Several years ago I read a short, nonfiction article written by a famous science fiction author about an encounter he had with excited but ignorant fan. This author, who was doing the usual promotional duties for his new novel had just spent several long hours sitting in a book store signing his name and answering stupid questions from both fans and those with no idea how hard it is to write. Now the author admitted in the article he was tired and uncomfortable from sitting to long in what was probably the worst location in the book store. As the hours passed, he felt increasingly cramped and frustrated but through it all he kept a pleasant demeanor for those buying his book. However, it was a offhand and stupid comment from a fan that almost pushed him over into a mental abyss. I can't remember the exact words but the encounter went something like this:
The fan, a young man in his twenties, steps up to the small table the author is sitting at and hands him the newly purchased book to sign. “Sir,” The fan begins, “I just want you to know I really love your work.” He finishes saying as he nervously fidgets in from of the author.
The author, as anyone could expect, is happy that not only is someone buying his book but loves his other novels. “Thank you,” the author replies taking pen in hand to sign the book. “What other books of mine have you read?” The author innocently asks.
The fan then lists several of the authors previous works, all big with the science fiction crowd, and a few that ended up the New York Times bestsellers list. It is at this point in the article that the author admits he was rather enjoying the conversation with this fan, until the young man unknowingly dropped a bomb on the author's ego.
“Yeah,” the fan says, “your writing is so simple and clean it proves anyone could write a bestseller.”
It is at that point that the fan takes back the book he purchased from the now stunned author and walks away. The author then writes that it only took a few seconds for him to recover but the question he desperately wanted to ask the fan was that if it's that damn easy why don't you write one yourself.
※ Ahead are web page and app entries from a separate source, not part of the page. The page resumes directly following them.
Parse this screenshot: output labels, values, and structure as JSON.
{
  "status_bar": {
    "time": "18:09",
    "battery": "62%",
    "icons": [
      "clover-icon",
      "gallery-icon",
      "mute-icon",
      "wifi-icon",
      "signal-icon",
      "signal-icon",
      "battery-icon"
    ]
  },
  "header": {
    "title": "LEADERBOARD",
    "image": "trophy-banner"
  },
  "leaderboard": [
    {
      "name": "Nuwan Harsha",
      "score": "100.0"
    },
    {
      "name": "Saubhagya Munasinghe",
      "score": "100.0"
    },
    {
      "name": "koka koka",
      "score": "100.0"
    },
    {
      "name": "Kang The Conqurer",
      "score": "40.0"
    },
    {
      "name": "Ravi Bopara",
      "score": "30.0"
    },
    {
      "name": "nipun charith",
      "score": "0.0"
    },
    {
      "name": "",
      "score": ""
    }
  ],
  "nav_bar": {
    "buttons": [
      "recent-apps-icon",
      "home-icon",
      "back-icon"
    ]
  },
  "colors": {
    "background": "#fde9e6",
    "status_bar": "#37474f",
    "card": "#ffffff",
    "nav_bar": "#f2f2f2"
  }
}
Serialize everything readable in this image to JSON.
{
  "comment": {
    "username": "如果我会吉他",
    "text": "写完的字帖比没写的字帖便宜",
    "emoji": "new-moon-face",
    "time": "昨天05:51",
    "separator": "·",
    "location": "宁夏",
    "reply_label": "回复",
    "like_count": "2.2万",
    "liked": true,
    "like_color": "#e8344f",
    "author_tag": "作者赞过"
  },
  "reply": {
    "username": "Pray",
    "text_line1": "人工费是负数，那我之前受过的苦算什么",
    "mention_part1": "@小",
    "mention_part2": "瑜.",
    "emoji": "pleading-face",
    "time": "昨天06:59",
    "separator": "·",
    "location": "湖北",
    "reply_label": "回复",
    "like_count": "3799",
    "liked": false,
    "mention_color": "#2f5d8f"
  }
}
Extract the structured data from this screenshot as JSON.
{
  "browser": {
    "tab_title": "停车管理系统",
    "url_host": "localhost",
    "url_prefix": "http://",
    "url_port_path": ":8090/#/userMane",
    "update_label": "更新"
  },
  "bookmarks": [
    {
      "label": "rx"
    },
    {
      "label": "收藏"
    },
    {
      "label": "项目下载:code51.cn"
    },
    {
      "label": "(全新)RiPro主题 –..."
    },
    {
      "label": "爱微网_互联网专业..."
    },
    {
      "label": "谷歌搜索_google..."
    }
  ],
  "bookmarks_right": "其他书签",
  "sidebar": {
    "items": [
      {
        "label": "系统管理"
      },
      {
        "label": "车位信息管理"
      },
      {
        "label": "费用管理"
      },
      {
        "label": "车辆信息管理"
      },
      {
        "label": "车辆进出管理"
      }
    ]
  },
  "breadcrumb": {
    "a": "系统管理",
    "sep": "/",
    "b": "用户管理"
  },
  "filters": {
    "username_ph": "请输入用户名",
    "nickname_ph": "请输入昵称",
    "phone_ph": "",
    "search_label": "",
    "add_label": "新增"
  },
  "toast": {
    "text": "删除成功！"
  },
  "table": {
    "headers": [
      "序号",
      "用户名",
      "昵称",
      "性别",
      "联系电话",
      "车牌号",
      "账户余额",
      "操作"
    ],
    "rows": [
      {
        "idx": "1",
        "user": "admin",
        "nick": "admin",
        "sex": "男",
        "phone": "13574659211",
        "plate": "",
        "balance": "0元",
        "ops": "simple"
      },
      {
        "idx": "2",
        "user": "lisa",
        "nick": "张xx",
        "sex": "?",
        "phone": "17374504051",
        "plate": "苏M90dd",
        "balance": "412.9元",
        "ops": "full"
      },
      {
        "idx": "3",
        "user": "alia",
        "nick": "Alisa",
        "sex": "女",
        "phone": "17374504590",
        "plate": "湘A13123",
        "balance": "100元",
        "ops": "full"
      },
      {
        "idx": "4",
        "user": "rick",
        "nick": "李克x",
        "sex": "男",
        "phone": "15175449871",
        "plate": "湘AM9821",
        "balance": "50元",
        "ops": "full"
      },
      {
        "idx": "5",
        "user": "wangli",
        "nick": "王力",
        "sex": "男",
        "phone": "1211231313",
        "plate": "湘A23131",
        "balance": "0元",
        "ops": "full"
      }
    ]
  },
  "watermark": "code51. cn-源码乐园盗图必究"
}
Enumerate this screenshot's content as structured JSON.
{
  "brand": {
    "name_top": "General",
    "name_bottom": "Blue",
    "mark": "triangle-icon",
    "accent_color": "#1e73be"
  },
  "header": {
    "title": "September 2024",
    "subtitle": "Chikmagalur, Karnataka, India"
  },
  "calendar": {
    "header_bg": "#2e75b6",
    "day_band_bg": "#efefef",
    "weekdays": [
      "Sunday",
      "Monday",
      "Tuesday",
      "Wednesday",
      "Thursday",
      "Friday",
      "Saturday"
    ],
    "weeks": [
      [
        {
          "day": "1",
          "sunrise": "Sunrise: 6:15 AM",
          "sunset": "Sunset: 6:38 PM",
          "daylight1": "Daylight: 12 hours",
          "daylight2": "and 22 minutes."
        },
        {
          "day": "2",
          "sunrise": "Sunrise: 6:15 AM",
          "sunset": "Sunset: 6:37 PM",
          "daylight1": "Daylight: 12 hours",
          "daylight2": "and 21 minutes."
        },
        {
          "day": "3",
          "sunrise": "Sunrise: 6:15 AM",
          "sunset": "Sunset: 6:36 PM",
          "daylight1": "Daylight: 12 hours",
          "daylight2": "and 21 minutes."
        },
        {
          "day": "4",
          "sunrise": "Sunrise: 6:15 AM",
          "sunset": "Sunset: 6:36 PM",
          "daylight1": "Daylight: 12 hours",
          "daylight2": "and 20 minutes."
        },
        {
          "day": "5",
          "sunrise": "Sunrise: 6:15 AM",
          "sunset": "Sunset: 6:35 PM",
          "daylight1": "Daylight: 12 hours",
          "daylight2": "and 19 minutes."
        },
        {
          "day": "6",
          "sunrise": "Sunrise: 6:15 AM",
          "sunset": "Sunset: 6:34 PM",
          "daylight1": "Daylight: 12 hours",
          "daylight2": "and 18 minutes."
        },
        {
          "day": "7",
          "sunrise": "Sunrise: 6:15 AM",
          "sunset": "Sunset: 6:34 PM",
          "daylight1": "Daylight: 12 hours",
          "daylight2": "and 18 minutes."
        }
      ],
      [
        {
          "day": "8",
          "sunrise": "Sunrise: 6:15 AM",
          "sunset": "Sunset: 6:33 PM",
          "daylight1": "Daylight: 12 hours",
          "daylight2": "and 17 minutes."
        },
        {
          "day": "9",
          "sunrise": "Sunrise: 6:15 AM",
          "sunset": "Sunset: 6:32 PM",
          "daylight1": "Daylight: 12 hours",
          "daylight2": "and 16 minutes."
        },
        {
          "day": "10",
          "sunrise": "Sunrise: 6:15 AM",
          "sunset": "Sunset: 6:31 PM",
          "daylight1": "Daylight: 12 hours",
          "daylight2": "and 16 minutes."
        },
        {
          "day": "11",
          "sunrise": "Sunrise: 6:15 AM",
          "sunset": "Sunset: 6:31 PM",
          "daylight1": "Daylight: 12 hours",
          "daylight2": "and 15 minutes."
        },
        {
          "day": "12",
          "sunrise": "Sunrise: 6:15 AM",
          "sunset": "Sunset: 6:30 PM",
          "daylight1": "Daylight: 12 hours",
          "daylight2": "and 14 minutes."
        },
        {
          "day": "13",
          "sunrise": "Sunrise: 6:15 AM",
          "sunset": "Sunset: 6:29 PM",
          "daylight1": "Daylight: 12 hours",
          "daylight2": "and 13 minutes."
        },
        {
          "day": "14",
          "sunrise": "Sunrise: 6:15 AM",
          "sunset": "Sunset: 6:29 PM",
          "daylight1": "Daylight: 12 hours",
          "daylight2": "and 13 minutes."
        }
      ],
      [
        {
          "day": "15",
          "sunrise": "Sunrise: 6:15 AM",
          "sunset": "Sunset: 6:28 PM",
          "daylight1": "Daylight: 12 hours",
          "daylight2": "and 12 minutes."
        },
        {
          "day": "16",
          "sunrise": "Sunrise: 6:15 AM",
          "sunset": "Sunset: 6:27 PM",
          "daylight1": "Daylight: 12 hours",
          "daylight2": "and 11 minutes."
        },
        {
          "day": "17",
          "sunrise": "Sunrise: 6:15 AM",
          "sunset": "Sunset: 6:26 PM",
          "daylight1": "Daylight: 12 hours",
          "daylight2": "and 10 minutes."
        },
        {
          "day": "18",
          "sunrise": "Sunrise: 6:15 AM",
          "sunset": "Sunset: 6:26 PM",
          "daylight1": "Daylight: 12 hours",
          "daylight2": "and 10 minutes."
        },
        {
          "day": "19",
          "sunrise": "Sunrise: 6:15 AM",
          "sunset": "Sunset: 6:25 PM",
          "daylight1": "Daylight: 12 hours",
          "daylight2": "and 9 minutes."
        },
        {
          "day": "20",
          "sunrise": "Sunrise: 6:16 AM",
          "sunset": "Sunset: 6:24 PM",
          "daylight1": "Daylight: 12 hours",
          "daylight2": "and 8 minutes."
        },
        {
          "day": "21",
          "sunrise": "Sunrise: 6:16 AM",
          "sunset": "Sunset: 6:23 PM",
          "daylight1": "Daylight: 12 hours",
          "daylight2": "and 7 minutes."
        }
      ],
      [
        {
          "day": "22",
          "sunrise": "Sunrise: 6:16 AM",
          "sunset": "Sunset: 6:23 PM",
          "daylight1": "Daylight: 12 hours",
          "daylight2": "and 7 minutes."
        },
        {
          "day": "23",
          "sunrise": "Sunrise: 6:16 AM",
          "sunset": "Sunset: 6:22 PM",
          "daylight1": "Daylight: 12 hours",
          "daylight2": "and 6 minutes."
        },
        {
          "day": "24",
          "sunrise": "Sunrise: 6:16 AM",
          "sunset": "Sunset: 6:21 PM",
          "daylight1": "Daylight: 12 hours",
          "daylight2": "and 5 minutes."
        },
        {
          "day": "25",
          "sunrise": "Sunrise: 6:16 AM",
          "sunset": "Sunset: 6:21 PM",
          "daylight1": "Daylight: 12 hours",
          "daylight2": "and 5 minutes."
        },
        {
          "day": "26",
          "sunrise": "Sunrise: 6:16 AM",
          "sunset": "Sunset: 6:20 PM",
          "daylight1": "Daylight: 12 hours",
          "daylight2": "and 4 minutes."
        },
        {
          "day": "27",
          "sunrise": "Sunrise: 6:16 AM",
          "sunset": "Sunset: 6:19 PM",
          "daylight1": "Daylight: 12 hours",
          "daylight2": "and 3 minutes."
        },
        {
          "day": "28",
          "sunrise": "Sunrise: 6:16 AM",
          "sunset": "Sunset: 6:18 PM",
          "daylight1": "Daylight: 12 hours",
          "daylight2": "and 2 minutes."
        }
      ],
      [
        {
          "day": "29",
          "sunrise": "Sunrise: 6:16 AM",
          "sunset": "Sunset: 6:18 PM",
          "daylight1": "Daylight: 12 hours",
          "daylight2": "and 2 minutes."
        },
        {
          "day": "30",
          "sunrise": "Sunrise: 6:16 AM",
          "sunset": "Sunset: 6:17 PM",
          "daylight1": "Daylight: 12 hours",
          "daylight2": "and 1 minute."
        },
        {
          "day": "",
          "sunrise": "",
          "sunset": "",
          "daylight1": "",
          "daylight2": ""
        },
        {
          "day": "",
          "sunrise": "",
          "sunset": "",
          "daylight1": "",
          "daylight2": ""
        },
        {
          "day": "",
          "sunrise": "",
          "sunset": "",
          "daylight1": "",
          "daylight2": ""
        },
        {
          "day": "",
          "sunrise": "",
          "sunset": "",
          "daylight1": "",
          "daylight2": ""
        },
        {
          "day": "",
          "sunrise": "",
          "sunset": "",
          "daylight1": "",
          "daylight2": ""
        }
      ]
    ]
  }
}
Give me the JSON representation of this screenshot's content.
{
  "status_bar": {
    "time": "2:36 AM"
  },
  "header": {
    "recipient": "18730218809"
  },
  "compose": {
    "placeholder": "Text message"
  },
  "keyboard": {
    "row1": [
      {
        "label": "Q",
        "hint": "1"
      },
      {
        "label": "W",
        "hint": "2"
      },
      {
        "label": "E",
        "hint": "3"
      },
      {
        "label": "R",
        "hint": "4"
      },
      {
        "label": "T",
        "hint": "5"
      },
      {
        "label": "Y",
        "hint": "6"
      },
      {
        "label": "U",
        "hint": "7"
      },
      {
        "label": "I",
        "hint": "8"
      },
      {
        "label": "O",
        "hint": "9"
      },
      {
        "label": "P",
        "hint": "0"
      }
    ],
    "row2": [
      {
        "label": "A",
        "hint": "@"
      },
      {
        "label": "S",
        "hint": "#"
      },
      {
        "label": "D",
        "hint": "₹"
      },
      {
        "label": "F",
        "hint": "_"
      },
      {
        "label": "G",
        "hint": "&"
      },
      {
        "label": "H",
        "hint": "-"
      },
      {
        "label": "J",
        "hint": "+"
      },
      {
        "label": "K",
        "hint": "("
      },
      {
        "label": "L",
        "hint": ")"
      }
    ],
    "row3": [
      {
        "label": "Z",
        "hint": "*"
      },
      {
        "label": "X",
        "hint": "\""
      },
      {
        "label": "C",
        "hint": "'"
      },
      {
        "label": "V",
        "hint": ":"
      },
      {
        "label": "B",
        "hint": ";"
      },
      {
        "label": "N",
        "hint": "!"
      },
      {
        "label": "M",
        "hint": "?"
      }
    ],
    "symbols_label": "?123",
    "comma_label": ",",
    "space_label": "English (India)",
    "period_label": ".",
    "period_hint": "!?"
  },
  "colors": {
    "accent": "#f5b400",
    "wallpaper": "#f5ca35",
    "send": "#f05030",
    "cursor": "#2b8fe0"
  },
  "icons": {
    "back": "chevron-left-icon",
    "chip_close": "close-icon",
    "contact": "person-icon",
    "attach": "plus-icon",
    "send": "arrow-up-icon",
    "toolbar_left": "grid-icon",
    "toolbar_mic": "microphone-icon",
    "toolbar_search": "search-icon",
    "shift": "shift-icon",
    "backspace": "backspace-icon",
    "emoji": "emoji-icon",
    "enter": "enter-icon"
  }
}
The reason I bring this up was that while I am only a crappy blogger, I had my own encounter with a nitwit who somehow believes writing is some simple task anyone could take up. I've been doing this blogging stuff for over nine years now and in my own way I have felt the inspiration, disappointment, and the simple persistent satisfaction of doing something just for the sake of blowing off steam. However, the one thing this futile endeavor has never been is simple. As anyone can tell, I don't initially spend a lot of time on such extravagant things like proofreading. But even a crappy sub-hack like me can say that creating just a short story is a complex process that can, and has, fallen apart many times. I can only imagine what a true novelist has to go through to transfer the often nebulous ideas running around his or her head to paper or laptop screen.
My encounter with the nitwit was indirectly the result of me mentioning once to someone I trusted that one of my hobbies was writing. The only things that causes people to run away faster after mentioning you write is telling them you sing or that you have new vacation pictures you want to show everyone. That was the case with the person I told, after giving a basic rundown of what I did he gave me one of those vague nods before changing the subject. Truthfully, I didn't brag about my efforts, or even worse, try to get him to read some of my stuff. Conversely, I pretty much did the same to him when he started talking about all the years he played his electric guitar and his efforts at organizing a band. Once the conversation played out neither of our hobbies were ever mentioned again.
Apparently electric guitar dude did mention my writing to the nitwit who recently asked me, with a straight face, why hadn't I published any of my stories. Amazon's publishing of e-books by unknown writers to be read on their Kindle tablets not withstanding, I tried to explain to this nitwit that you just don't randomly throw several thousand words together and call it a book. The analogy I used was that writing a book is like woodcarving, you start out with a rough draft of what you want to do source material and then proceed to refine the design as you go. Well, by the utter blank look on the nitwit's face my words went over like the proverbial lead balloon.
Strangely enough, I soon began to view my failure to get the nitwit to understand the complex nature of writing as a statement on my ability to convey an idea. It was then that I fully understood why that famous author I mentioned earlier wanted to run up to the ignorant fan and beat the crap out of him. Further threatening my crumbling faith in the average idiot walking down the street, it was then that I began to get an idea why a lot of famous authors were alcoholics.